### YOUR ASSIGNMENT
Across the following data, state how many lines include the word "Scenarios". Provide the number alone.

Data records for software interfaces
※ ※ ※
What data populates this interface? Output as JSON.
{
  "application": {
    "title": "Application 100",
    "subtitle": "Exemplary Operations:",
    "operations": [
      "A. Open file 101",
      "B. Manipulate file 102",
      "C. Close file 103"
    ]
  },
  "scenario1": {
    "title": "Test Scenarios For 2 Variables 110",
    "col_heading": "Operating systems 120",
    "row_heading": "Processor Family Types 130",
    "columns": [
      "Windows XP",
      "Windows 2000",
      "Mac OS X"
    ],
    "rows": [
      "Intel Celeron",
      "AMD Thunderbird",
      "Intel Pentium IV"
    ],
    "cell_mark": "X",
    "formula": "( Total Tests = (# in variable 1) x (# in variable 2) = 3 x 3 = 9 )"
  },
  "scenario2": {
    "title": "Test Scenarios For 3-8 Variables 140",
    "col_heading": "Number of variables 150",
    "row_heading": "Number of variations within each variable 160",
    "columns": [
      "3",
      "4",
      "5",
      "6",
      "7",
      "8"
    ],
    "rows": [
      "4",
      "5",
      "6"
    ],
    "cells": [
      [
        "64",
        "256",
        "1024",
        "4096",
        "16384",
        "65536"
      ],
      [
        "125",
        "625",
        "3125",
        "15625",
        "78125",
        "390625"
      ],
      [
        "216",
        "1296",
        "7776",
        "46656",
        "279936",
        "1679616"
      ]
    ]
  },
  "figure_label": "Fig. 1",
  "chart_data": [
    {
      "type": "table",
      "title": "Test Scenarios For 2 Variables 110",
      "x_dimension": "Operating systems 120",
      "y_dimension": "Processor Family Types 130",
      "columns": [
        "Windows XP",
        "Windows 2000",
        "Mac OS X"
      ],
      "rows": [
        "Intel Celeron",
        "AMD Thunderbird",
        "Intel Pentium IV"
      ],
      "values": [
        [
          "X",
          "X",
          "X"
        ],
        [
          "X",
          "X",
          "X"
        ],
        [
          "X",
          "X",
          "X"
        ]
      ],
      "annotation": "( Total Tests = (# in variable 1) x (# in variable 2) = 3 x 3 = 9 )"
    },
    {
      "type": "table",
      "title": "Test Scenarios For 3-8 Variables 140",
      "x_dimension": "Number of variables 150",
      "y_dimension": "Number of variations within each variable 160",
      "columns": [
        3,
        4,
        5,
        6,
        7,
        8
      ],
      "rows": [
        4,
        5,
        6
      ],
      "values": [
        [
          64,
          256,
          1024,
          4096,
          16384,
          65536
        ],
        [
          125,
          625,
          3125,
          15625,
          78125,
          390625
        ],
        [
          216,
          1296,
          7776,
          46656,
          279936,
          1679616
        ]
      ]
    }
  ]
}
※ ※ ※
### REPLY
4